Faced entirely in Portland stone and benefiting from none of the chromatic enhancements of buildings further East on Cornhill, the former National Discount Company headquarters rely on plentiful but considered application of carved detail to produce a powerful decorative and architectural effect. The overall composition of this corner building is extremely simple, with a strongly lithic ground floor and three successive storeys whose ashlar surface is punctuated by very regular rows of windows until a projecting cornice is reached (above it, pedimented dormers).

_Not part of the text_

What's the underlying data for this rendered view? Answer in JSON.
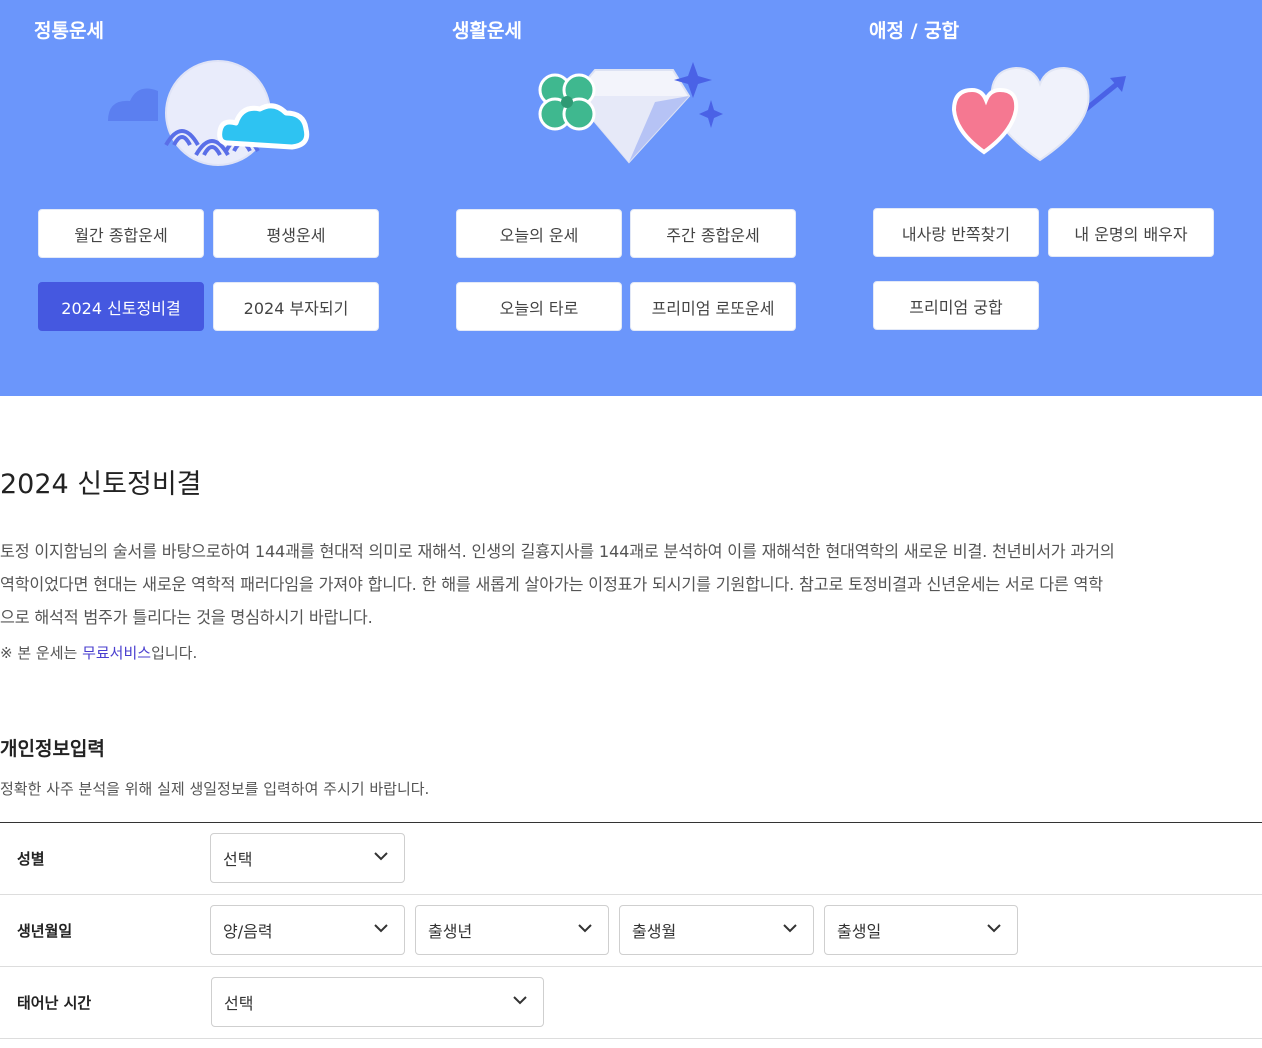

Every storey, however, features decorative details that are both unique yet also stylistically consistent with the other floors. As mentioned, the ground floor sports banded rustication with a crisply rendered congealed effect. Doric columns rise from full-sized pedestals and support a simplified entablature. The arched entrances are surmounted by segmental pediments that abut the first floor and whose tympani burst forth in high-relief carving.
The first-floor windows are aediculated with a fully-developed ionic order and balustrades. Scrolled consoles lead to the moulding that underlies the next story. Here the aediculation is more restrained but the following storey has particularly fine arch-and-lintel fenestration. Note too, the wealth of detailed mouldings featured in the terminating cornice.
Given its period of construction, this is a more ornate classical building than many and perhaps, as some historians state, it was meant to suggest solidity in what was, at that time, the relatively new phenomenon of joint stock financial houses.
The National Discount Company Ltd was established in 1856 and was the second joint stock discount house, after the ill-fated Overend Gurney (founded 1800). The bankruptcy of Overend Gurney sank many private-partner discount houses but not the national Discount Co., which grew, by the 1860s, to be the largest such company. Though overtaken by the merged Union Discount Company in the late 1880s, it remained the second-largest discount house, buying Cunliffe and Fowler in 1877 and being, in turn, taken over by Gerrard and Reid in 1969 to become Gerrard & National. It was later absorbed by Old Mutual and then the Barclays group. The offices at 35 Cornhill were in use by National Discount for over a century; from two years after its inception to 1970, just after the Gerrard take-over.